The National Curriculum states: Mathematics is a creative and highly inter-connected discipline that has been developed over centuries, providing the solution to some of history’s most intriguing problems. It is essential to everyday life, critical to science, technology and engineering, and necessary for financial literacy and most forms of employment. A high-quality mathematics education therefore provides a foundation for understanding the world, the ability to reason mathematically, an appreciation of the beauty and power of mathematics, and a sense of enjoyment and curiosity about the subject.

Aims of the National Curriculum:

  1. Problem solving - Pupils use mathematical concepts they have learnt to solve complex problems and apply knowledge to real-life situations.
  2. Reasoning - It is very important pupils speak and write about mathematics. Pupils learn to explain their mathematics in full sentences. For example, they learn to explain how they know an answer is right.
  3. Fluency - It is important that pupils recall facts promptly and apply mathematical knowledge accurately. To help them do this, pupils are learning to make connections in Mathematics.

How do we teach mathematics at John Keble? 

Mastering Maths: The Concrete-Pictorial-Abstract Approach.

It is vital that pupils fully understand key number concepts and not just memorise a process.

At John Keble, we explore mathematics through a Concrete>Pictorial>Abstract (C-P-A) approach.

Concrete – children use objects to help them understand and explain their Maths learning

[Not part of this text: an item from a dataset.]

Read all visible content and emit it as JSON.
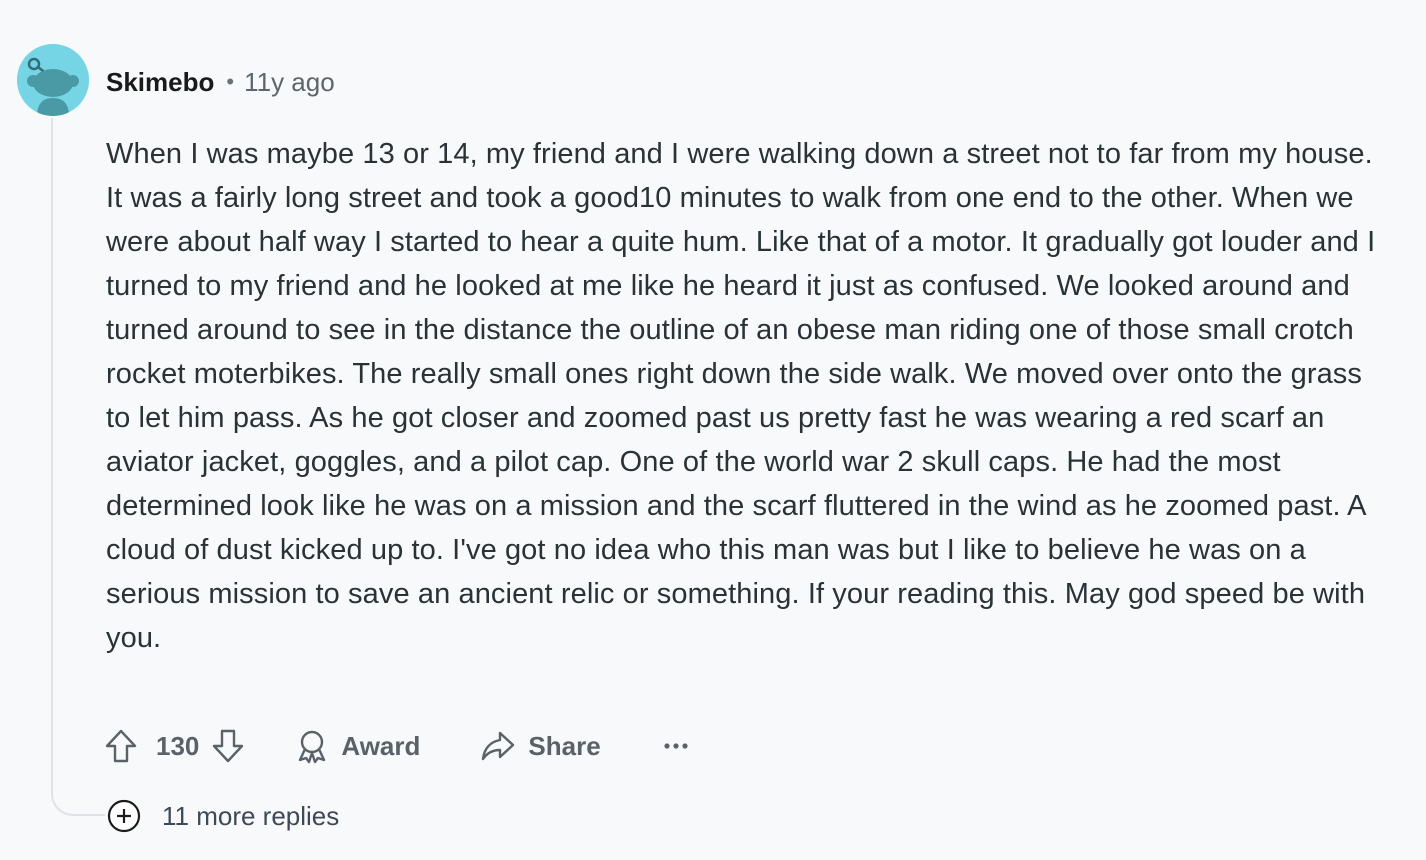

Pictorial – children use pictures to represent their understanding

Abstract – when children can explain and show their understanding, they can move on to represent their understanding using numbers and symbols.

Together, these elements help pupils fully understand what they’ve learnt, so they can explain and show their understanding with objects, pictures and real-life examples. Objects and pictures are used to demonstrate and visualise ideas, alongside numbers and symbols.

What does my child learn each year?